Baseball’s modern era began with Babe Ruth. Pro football’s modern era began with the Super Bowl at the end of the 1966 season when the champions of the two professional leagues played each other. You can compare, but not equate, football teams from the pre-Super Bowl era.
The 1940 Chicago Bears "Monsters of the Midway" were the best team of their time, but they would stand no chance against even a mediocre college team of the 21st century. Changes in rules over the decades changed game plans and the size and skills of players. For example, those Bears of the 1940s and even Paul Brown’s great Cleveland Browns teams of the 1950s with Otto Graham at quarterback wouldn’t be big enough or fast enough in the game that has taken shape in the past few decades.

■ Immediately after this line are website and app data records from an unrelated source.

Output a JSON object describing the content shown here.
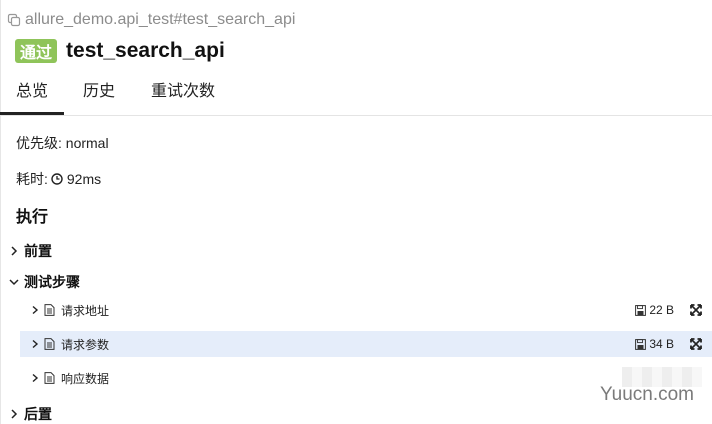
{
  "breadcrumb": "allure_demo.api_test#test_search_api",
  "status": {
    "label": "通过",
    "color": "#8fc45a"
  },
  "title": "test_search_api",
  "tabs": [
    {
      "label": "总览",
      "active": true
    },
    {
      "label": "历史",
      "active": false
    },
    {
      "label": "重试次数",
      "active": false
    }
  ],
  "severity": {
    "label": "优先级:",
    "value": "normal"
  },
  "duration": {
    "label": "耗时:",
    "value": "92ms"
  },
  "execution": {
    "title": "执行",
    "setup": {
      "label": "前置"
    },
    "body": {
      "label": "测试步骤",
      "steps": [
        {
          "label": "请求地址",
          "size": "22 B"
        },
        {
          "label": "请求参数",
          "size": "34 B"
        },
        {
          "label": "响应数据"
        }
      ]
    },
    "teardown": {
      "label": "后置"
    }
  },
  "watermark": "Yuucn.com"
}
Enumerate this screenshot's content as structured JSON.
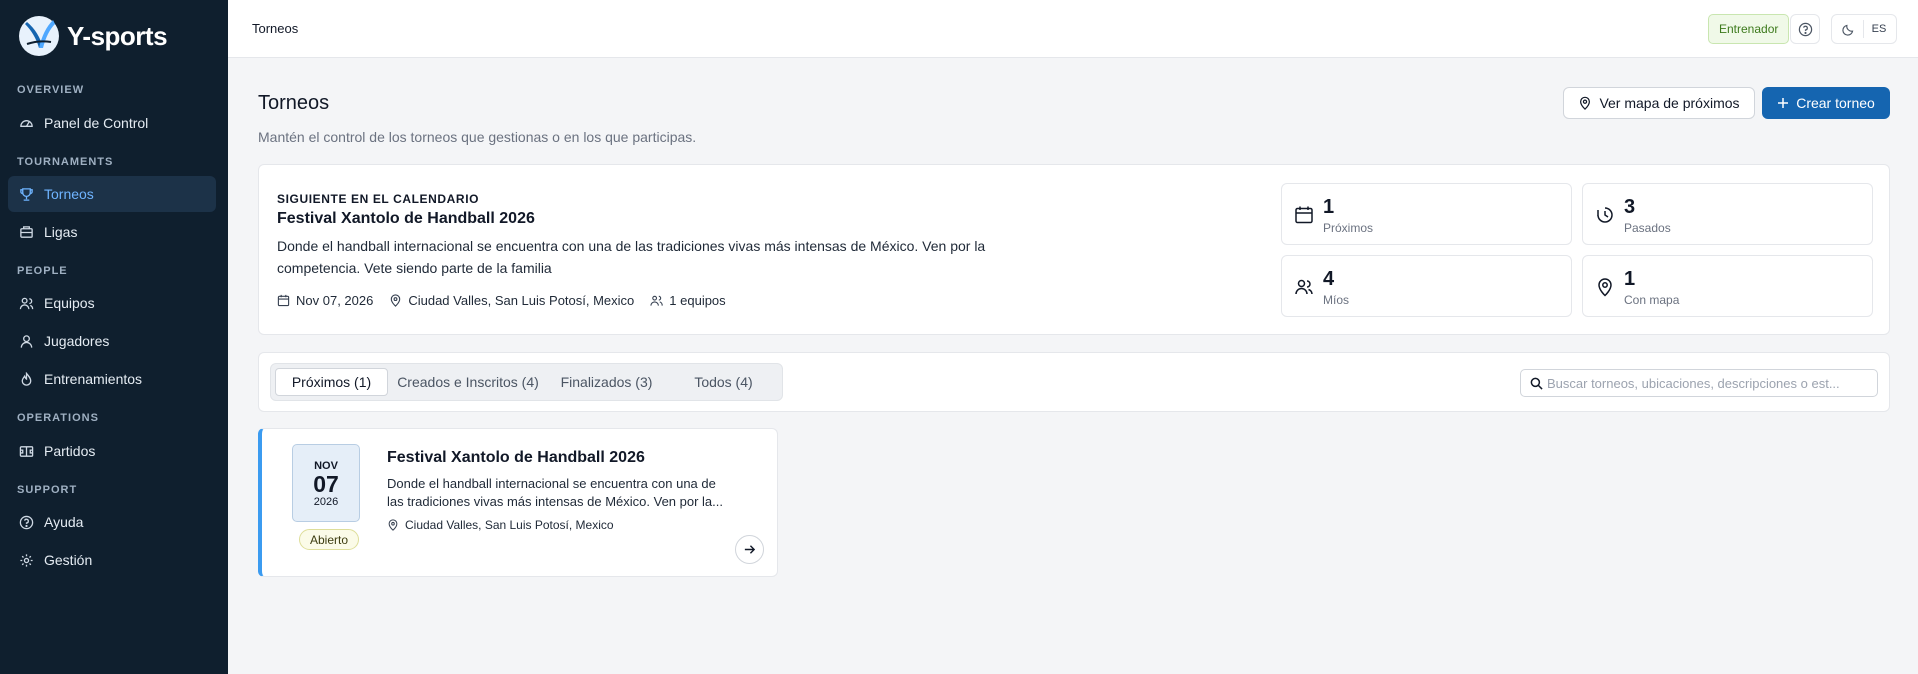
{
  "app": {
    "brand": "Y-sports"
  },
  "colors": {
    "sidebar_bg": "#0f1f2e",
    "accent": "#1565b0",
    "active_nav": "#6fb4ff",
    "card_accent": "#3b9bf0"
  },
  "sidebar": {
    "sections": [
      {
        "title": "OVERVIEW",
        "items": [
          {
            "label": "Panel de Control",
            "icon": "dashboard-icon"
          }
        ]
      },
      {
        "title": "TOURNAMENTS",
        "items": [
          {
            "label": "Torneos",
            "icon": "trophy-icon",
            "active": true
          },
          {
            "label": "Ligas",
            "icon": "league-icon"
          }
        ]
      },
      {
        "title": "PEOPLE",
        "items": [
          {
            "label": "Equipos",
            "icon": "team-icon"
          },
          {
            "label": "Jugadores",
            "icon": "user-icon"
          },
          {
            "label": "Entrenamientos",
            "icon": "training-icon"
          }
        ]
      },
      {
        "title": "OPERATIONS",
        "items": [
          {
            "label": "Partidos",
            "icon": "matches-icon"
          }
        ]
      },
      {
        "title": "SUPPORT",
        "items": [
          {
            "label": "Ayuda",
            "icon": "help-icon"
          },
          {
            "label": "Gestión",
            "icon": "gear-icon"
          }
        ]
      }
    ]
  },
  "topbar": {
    "breadcrumb": "Torneos",
    "role": "Entrenador",
    "language": "ES"
  },
  "header": {
    "title": "Torneos",
    "subtitle": "Mantén el control de los torneos que gestionas o en los que participas.",
    "map_button": "Ver mapa de próximos",
    "create_button": "Crear torneo"
  },
  "next_event": {
    "kicker": "SIGUIENTE EN EL CALENDARIO",
    "title": "Festival Xantolo de Handball 2026",
    "description": "Donde el handball internacional se encuentra con una de las tradiciones vivas más intensas de México. Ven por la competencia. Vete siendo parte de la familia",
    "date": "Nov 07, 2026",
    "location": "Ciudad Valles, San Luis Potosí, Mexico",
    "teams": "1 equipos"
  },
  "stats": [
    {
      "value": "1",
      "label": "Próximos",
      "icon": "calendar-icon"
    },
    {
      "value": "3",
      "label": "Pasados",
      "icon": "history-icon"
    },
    {
      "value": "4",
      "label": "Míos",
      "icon": "people-icon"
    },
    {
      "value": "1",
      "label": "Con mapa",
      "icon": "map-pin-icon"
    }
  ],
  "tabs": [
    {
      "label": "Próximos (1)",
      "active": true
    },
    {
      "label": "Creados e Inscritos (4)"
    },
    {
      "label": "Finalizados (3)"
    },
    {
      "label": "Todos (4)"
    }
  ],
  "search": {
    "placeholder": "Buscar torneos, ubicaciones, descripciones o est...",
    "value": ""
  },
  "tournaments": [
    {
      "month": "NOV",
      "day": "07",
      "year": "2026",
      "status": "Abierto",
      "title": "Festival Xantolo de Handball 2026",
      "description": "Donde el handball internacional se encuentra con una de las tradiciones vivas más intensas de México. Ven por la...",
      "location": "Ciudad Valles, San Luis Potosí, Mexico"
    }
  ]
}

Expanding rosters made the strategy more sophisticated: a second tight end near the goal line, a third and even fourth wide receiver on third-and-long, or a fifth or maybe sixth defensive back in the same situations.
The day where a single player, say Paul Hornung, was called on to run, block, pass, catch and place kick is long past. A player such as Chuck Bednarik, star of the 1960 Philadelphia Eagles championship team, who could play well at center on offense and middle linebacker on defense, became a relic. Pro football turned into a game of passing and pass defense, a game of specialists.
That’s why the modern era of pro football featured the best NFL teams ever.